The Arpeggio Synth
This is what the arpeggio synth sounds like ...
The arpeggio synth, like the bass synth, produces a fairly standard sound but it works well within the music. I used a multi-oscillator to give the synth a fuller sound because a standard square or sawtooth wave would have sounded a bit too plain compared to everything else in the mix.
Thor's LFO is connected to the frequency dial of the low pass ladder filter, and to the pan dial of the amplifier. This makes the synth a lot more interesting to listen to as the sound moves around and sweeps through its filter.
The Disturbed Synth
This is what the disturbed synth sounds like ...
As its name suggests, the disturbed synth has a very disconcerting sound to it. I wanted a sound that could be dropped into the mix occasionally to add a bit more energy and to keep things interesting.
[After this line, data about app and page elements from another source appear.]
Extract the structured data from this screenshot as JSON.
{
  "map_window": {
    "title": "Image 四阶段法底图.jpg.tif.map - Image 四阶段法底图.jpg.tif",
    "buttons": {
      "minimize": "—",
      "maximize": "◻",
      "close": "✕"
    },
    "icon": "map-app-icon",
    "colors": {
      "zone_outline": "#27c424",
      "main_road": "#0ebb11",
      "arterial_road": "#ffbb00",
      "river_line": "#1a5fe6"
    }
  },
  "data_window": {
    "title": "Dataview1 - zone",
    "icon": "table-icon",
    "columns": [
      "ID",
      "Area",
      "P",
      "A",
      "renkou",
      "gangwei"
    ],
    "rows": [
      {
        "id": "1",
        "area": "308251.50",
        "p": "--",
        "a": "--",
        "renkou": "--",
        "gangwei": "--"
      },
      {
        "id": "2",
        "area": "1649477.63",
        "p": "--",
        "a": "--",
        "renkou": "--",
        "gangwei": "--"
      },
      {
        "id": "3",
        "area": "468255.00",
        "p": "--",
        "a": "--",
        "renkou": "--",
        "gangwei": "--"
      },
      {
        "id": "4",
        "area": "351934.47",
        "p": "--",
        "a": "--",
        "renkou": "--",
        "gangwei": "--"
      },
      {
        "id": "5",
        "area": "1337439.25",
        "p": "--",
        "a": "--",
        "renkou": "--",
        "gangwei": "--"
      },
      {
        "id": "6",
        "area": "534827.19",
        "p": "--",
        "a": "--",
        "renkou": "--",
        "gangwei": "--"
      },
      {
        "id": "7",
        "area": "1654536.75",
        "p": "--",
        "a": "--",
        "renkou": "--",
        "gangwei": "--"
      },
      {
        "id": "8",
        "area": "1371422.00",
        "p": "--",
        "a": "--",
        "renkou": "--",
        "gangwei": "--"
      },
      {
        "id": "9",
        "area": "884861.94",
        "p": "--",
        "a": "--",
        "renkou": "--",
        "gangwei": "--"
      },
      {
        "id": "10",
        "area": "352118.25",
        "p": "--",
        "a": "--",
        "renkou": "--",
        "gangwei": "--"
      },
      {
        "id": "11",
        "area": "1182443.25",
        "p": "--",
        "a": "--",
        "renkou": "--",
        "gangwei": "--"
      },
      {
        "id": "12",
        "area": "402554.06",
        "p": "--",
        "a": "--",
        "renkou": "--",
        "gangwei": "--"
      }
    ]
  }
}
The scream-like sound the synth produces is a result of Thor's LFO being connected to the detune dial of the multi-oscillator, the LFO tunes and detunes the synth over time. Thor's first rotary dial is connected to the frequency dial of the low pass ladder filter but it is not automated in the music, it was set up so I could easily tweak the synth sound if needed.
When it comes to automating synth parameters (filters, pitch bend, and so on) I like to edit the automation directly in Thor's sequencer because it gives me a lot more control - I could for example slowly sweep a filter in one bar of music and then aggressively ramp the filter in the next bar. The following image shows a section of the automation for the bass synth and the sizzle synth ...
In that section of the music the bass automation (at the top) is super simple, I am ramping the filter up and down in a linear fashion to bring the bass into the mix and to drop it out of the mix. The sizzle synth, on the other hand, is going a bit crazy in that section of the music. I am aggressively ramping and dropping the filter to make the sound much more interesting, it adds a lot of interest and movement the music, and it sounds quite good in the mix.
The automation block at the bottom-right of the image slides the pitch of the sizzle synth down at the end of the section, it is quite a nice effect to add to music occasionally.
When it came to mixing the music the main thing that I had to consider was the fact the music is for an arcade-game style shooter - I did not want the low frequencies of the music to interfere with any of the game's sound effects, and if the music was played at a low volume I did not want the low frequencies of the music to remain prominent. The solution to this was simple enough, I used high pass filters to remove a lot of the low frequencies.
Removing low frequencies from kick drums is generally a good thing to do, especially if you have a bass sound with a lot of low frequencies, it prevents the kick drum and bass sounds from becoming cloudy/muddy in the mix.
I also used low pass filters to remove high frequencies from a lot of the sounds because I did not want the music to sound too sharp. Sometimes a nice crisp sound is what you will want for certain styles of music, but it is not ideal for arcade-game style music because the music needs to sit in the background and allow the sound effects to be clearly heard - most of this can be achieved by adjusting the volume of the music and sound effects in a game, but the frequency range of the music is always something that should be considered when mixing the music.
The last thing I should cover is the use of the compressors on the bass synth and sizzle synth channels. Because those two synths are the main drivers of the music and needed to sound quite aggressive and relentless, I used a bit of compression to raise any low amplitudes in those sounds.
I had a lot of fun creating the music and I think it turned out well. It would be great to hear your thoughts. Please leave a comment below.
Envato Tuts+ tutorials are translated into other languages by our community members—you can be involved too!Translate this post